"To us, it's a miracle and we're so, so happy that this company took over and they actually got onto the rail line right away and started fixing it right away. It's amazing. It's a great crew," said Rhoda de Meulles, a Churchill resident who owns the town's hardware store with her husband.

When the track can handle service vehicles — expected to happen in the next few days, according to rail line owners Arctic Gateway — crew members will make it to Churchill. 

De Meulles said when they do, the town will hold a day-long festival to celebrate and thank them.

"People are just ecstatic," said Joe Stover, a longtime Churchill resident, who called the news a significant milestone for the community.

'Felt like we were kept hostage'

De Meulles said when the rail line shut down, she felt trapped in her own community.

"We always felt like we were being kept hostage because we couldn't do anything — couldn't go anywhere, couldn't see family, nothing, but at least now we know that something is going to happen."

"We have a lot to be thankful for on this Thanksgiving weekend as the final washout has been repaired allowing the test vehicles and crews to pass to Churchill to continue the surfacing and rail repairs beyond the washouts," said Murad Al-Katib, a spokesperson for the Arctic Gateway Group that owns the rail line.

Al-Katib said the conglomerate remains hopeful weather conditions will remain favourable. A statement on the homepage of the group's website makes it clear it's still possible testing and maintenance of the line may not be completed before winter — meaning service on the line wouldn't be restored until the spring.

That would be another blow to people living in Churchill who've had to cope with higher prices for food and other goods that have had to be flown into the community since the winter melt last year washed out the rail line. A mini food bank for people struggling to make ends meet is still open in de Meulles' store.

"It's been very very hard. It's been hard on trying to bring freight in. It's been hard on your mind. It's been hard on our body. You wake up in the morning, you don't know what's going to happen today. You don't know if you're going to get good news or bad news," she said.

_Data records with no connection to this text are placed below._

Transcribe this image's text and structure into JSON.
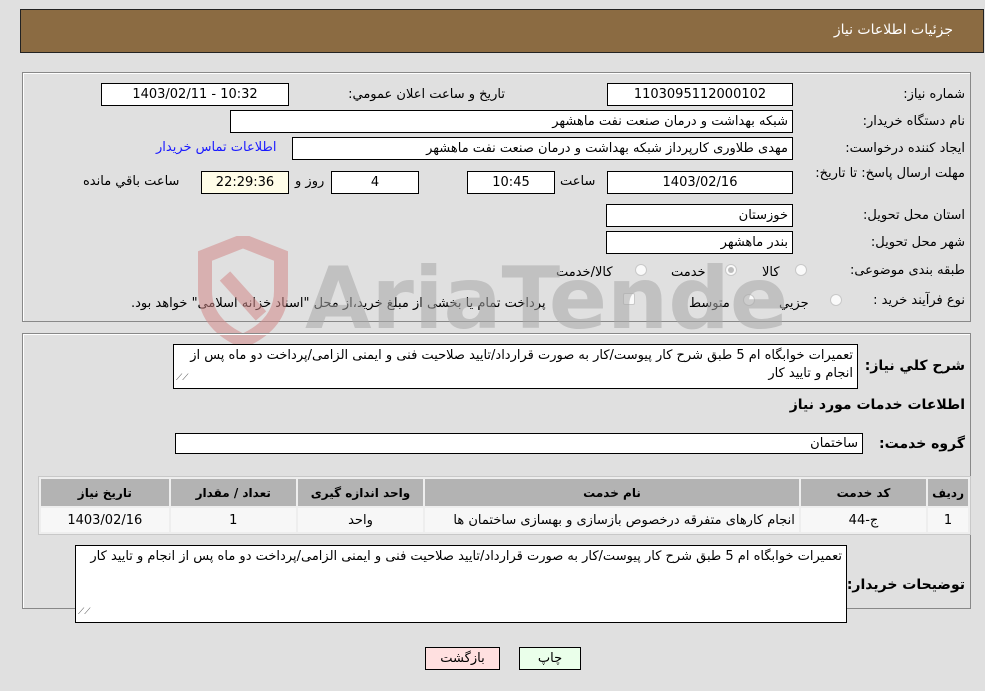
{
  "header": {
    "title": "جزئیات اطلاعات نیاز"
  },
  "details": {
    "need_number": {
      "label": "شماره نیاز:",
      "value": "1103095112000102"
    },
    "announce_datetime": {
      "label": "تاریخ و ساعت اعلان عمومي:",
      "value": "1403/02/11 - 10:32"
    },
    "buyer_org": {
      "label": "نام دستگاه خریدار:",
      "value": "شبکه بهداشت و درمان صنعت نفت ماهشهر"
    },
    "requester": {
      "label": "ایجاد کننده درخواست:",
      "value": "مهدی طلاوری کارپرداز شبکه بهداشت و درمان صنعت نفت ماهشهر"
    },
    "buyer_contact_link": "اطلاعات تماس خریدار",
    "deadline": {
      "label": "مهلت ارسال پاسخ: تا تاریخ:",
      "date": "1403/02/16",
      "time_label": "ساعت",
      "time": "10:45",
      "days": "4",
      "days_label": "روز و",
      "remaining": "22:29:36",
      "remaining_label": "ساعت باقي مانده"
    },
    "province": {
      "label": "استان محل تحویل:",
      "value": "خوزستان"
    },
    "city": {
      "label": "شهر محل تحویل:",
      "value": "بندر ماهشهر"
    },
    "category": {
      "label": "طبقه بندی موضوعی:",
      "options": [
        "کالا",
        "خدمت",
        "کالا/خدمت"
      ],
      "selected": "خدمت"
    },
    "purchase_type": {
      "label": "نوع فرآیند خرید :",
      "options": [
        "جزیي",
        "متوسط"
      ],
      "treasury_note": "پرداخت تمام یا بخشی از مبلغ خرید،از محل \"اسناد خزانه اسلامی\" خواهد بود."
    }
  },
  "description": {
    "label": "شرح کلي نیاز:",
    "value": "تعمیرات خوابگاه ام 5 طبق شرح کار پیوست/کار به صورت قرارداد/تایید صلاحیت فنی و ایمنی الزامی/پرداخت دو ماه پس از انجام و تایید کار"
  },
  "services_section": {
    "title": "اطلاعات خدمات مورد نیاز",
    "group_label": "گروه خدمت:",
    "group_value": "ساختمان",
    "table": {
      "headers": [
        "ردیف",
        "کد خدمت",
        "نام خدمت",
        "واحد اندازه گیری",
        "تعداد / مقدار",
        "تاریخ نیاز"
      ],
      "rows": [
        [
          "1",
          "ج-44",
          "انجام کارهای متفرقه درخصوص بازسازی و بهسازی ساختمان ها",
          "واحد",
          "1",
          "1403/02/16"
        ]
      ]
    }
  },
  "buyer_notes": {
    "label": "توضیحات خریدار:",
    "value": "تعمیرات خوابگاه ام 5 طبق شرح کار پیوست/کار به صورت قرارداد/تایید صلاحیت فنی و ایمنی الزامی/پرداخت دو ماه پس از انجام و تایید کار"
  },
  "buttons": {
    "print": "چاپ",
    "back": "بازگشت"
  },
  "watermark": {
    "text": "AriaTender.neT"
  },
  "colors": {
    "header": "#8b6b42",
    "print_button": "#eaffea",
    "back_button": "#ffe0e0",
    "link": "#1a1aff"
  }
}
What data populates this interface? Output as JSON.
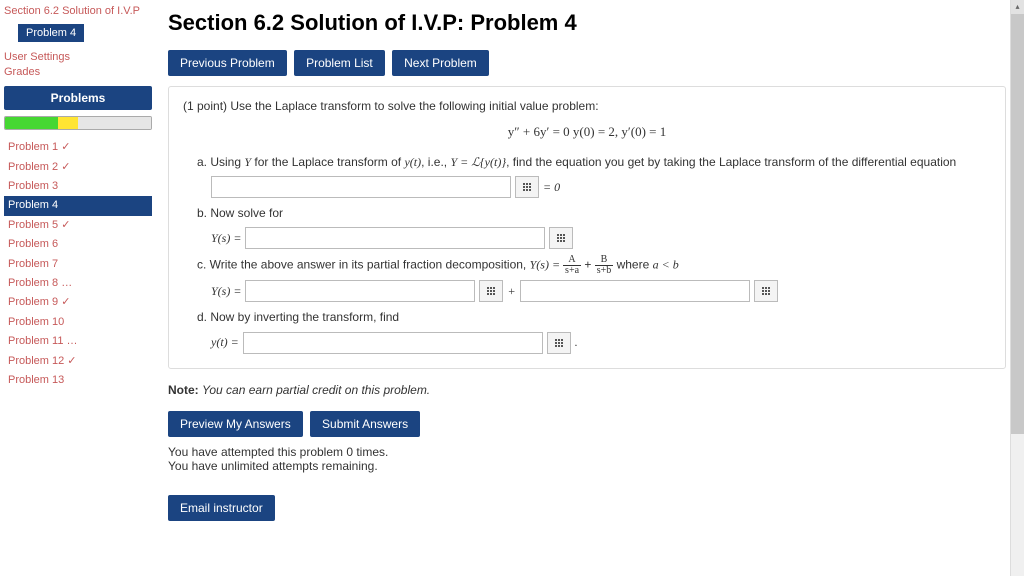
{
  "sidebar": {
    "breadcrumb1": "Section 6.2 Solution of I.V.P",
    "current": "Problem 4",
    "links": [
      "User Settings",
      "Grades"
    ],
    "problems_header": "Problems",
    "progress": {
      "green_pct": 36,
      "yellow_pct": 14
    },
    "problems": [
      {
        "label": "Problem 1 ✓",
        "active": false
      },
      {
        "label": "Problem 2 ✓",
        "active": false
      },
      {
        "label": "Problem 3",
        "active": false
      },
      {
        "label": "Problem 4",
        "active": true
      },
      {
        "label": "Problem 5 ✓",
        "active": false
      },
      {
        "label": "Problem 6",
        "active": false
      },
      {
        "label": "Problem 7",
        "active": false
      },
      {
        "label": "Problem 8 …",
        "active": false
      },
      {
        "label": "Problem 9 ✓",
        "active": false
      },
      {
        "label": "Problem 10",
        "active": false
      },
      {
        "label": "Problem 11 …",
        "active": false
      },
      {
        "label": "Problem 12 ✓",
        "active": false
      },
      {
        "label": "Problem 13",
        "active": false
      }
    ]
  },
  "main": {
    "title": "Section 6.2 Solution of I.V.P: Problem 4",
    "nav": {
      "prev": "Previous Problem",
      "list": "Problem List",
      "next": "Next Problem"
    },
    "intro": "(1 point) Use the Laplace transform to solve the following initial value problem:",
    "equation": "y″ + 6y′ = 0        y(0) = 2,  y′(0) = 1",
    "part_a_pre": "a. Using ",
    "part_a_Y": "Y",
    "part_a_mid1": " for the Laplace transform of ",
    "part_a_yt": "y(t)",
    "part_a_mid2": ", i.e., ",
    "part_a_eqdef": "Y = ℒ{y(t)}",
    "part_a_post": ", find the equation you get by taking the Laplace transform of the differential equation",
    "eq_zero": "= 0",
    "part_b": "b. Now solve for",
    "Ys_eq": "Y(s) =",
    "part_c_pre": "c. Write the above answer in its partial fraction decomposition, ",
    "part_c_eq": "Y(s) = ",
    "part_c_frac1_top": "A",
    "part_c_frac1_bot": "s+a",
    "part_c_plus": " + ",
    "part_c_frac2_top": "B",
    "part_c_frac2_bot": "s+b",
    "part_c_where": " where ",
    "part_c_cond": "a < b",
    "plus_sign": "+",
    "part_d": "d. Now by inverting the transform, find",
    "yt_eq": "y(t) =",
    "period": ".",
    "note_label": "Note:",
    "note_text": "You can earn partial credit on this problem.",
    "preview": "Preview My Answers",
    "submit": "Submit Answers",
    "attempts1": "You have attempted this problem 0 times.",
    "attempts2": "You have unlimited attempts remaining.",
    "email": "Email instructor"
  }
}
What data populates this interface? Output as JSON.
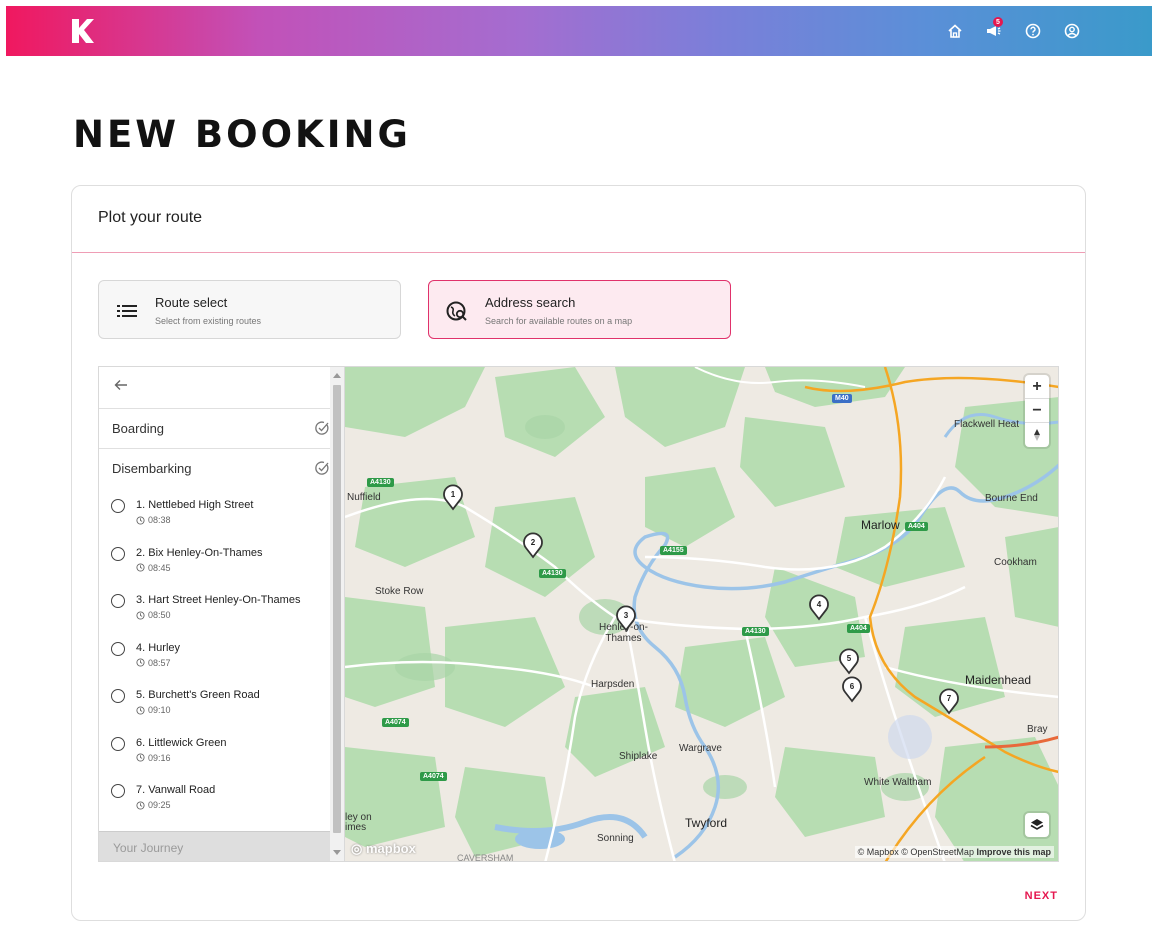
{
  "header": {
    "notification_count": "5",
    "icons": [
      "home-icon",
      "megaphone-icon",
      "help-icon",
      "account-icon"
    ]
  },
  "page": {
    "title": "NEW BOOKING"
  },
  "card": {
    "title": "Plot your route",
    "options": [
      {
        "title": "Route select",
        "subtitle": "Select from existing routes",
        "icon": "list-icon",
        "active": false
      },
      {
        "title": "Address search",
        "subtitle": "Search for available routes on a map",
        "icon": "map-search-icon",
        "active": true
      }
    ],
    "next_label": "NEXT"
  },
  "panel": {
    "boarding_label": "Boarding",
    "disembarking_label": "Disembarking",
    "stops": [
      {
        "name": "1. Nettlebed High Street",
        "time": "08:38"
      },
      {
        "name": "2. Bix Henley-On-Thames",
        "time": "08:45"
      },
      {
        "name": "3. Hart Street Henley-On-Thames",
        "time": "08:50"
      },
      {
        "name": "4. Hurley",
        "time": "08:57"
      },
      {
        "name": "5. Burchett's Green Road",
        "time": "09:10"
      },
      {
        "name": "6. Littlewick Green",
        "time": "09:16"
      },
      {
        "name": "7. Vanwall Road",
        "time": "09:25"
      }
    ],
    "journey_label": "Your Journey"
  },
  "map": {
    "places": {
      "nuffield": "Nuffield",
      "stoke_row": "Stoke Row",
      "henley": "Henley-on-\nThames",
      "harpsden": "Harpsden",
      "shiplake": "Shiplake",
      "wargrave": "Wargrave",
      "twyford": "Twyford",
      "sonning": "Sonning",
      "caversham": "CAVERSHAM",
      "marlow": "Marlow",
      "bourne_end": "Bourne End",
      "cookham": "Cookham",
      "flackwell": "Flackwell Heat",
      "maidenhead": "Maidenhead",
      "bray": "Bray",
      "white_waltham": "White Waltham",
      "edge": "ley on\nimes"
    },
    "roads": {
      "a4130a": "A4130",
      "a4130b": "A4130",
      "a4130c": "A4130",
      "a4155": "A4155",
      "a404a": "A404",
      "a404b": "A404",
      "a4074a": "A4074",
      "a4074b": "A4074",
      "m40": "M40"
    },
    "pins": [
      "1",
      "2",
      "3",
      "4",
      "5",
      "6",
      "7"
    ],
    "zoom_in": "+",
    "zoom_out": "−",
    "attribution_main": "© Mapbox © OpenStreetMap",
    "attribution_link": "Improve this map",
    "logo_text": "mapbox",
    "colors": {
      "water": "#9cc4e8",
      "green": "#b7ddb2",
      "base": "#eeeae3",
      "motorway": "#f5a623"
    }
  }
}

Even if the rail line isn't up and running until next spring, de Meulles and Stover agreed knowing there's a plan to have it functional in the new year is better than what they were facing a year ago.

Joe Stover, a longtime Churchill resident, said it's a significant milestone for the community. (Submitted by Joe Stover)

"I feel a lot better going into this winter than I did last winter. Last winter there was no certainty, everything was up in the air and it was definitely a lot more negative feelings going into last winter," Stover said.

With files from Tessa Vanderhart

About the Author

​Austin Grabish started reporting when he was young, landing his first byline when he was just 18. He joined CBC in 2016 after freelancing for several outlets. ​​In 2018, he was part of a team of CBC journalists who won the Ron Laidlaw Award for the corporation's extensive digital coverage on asylum seekers crossing into Canada. Email: austin.grabish@cbc.ca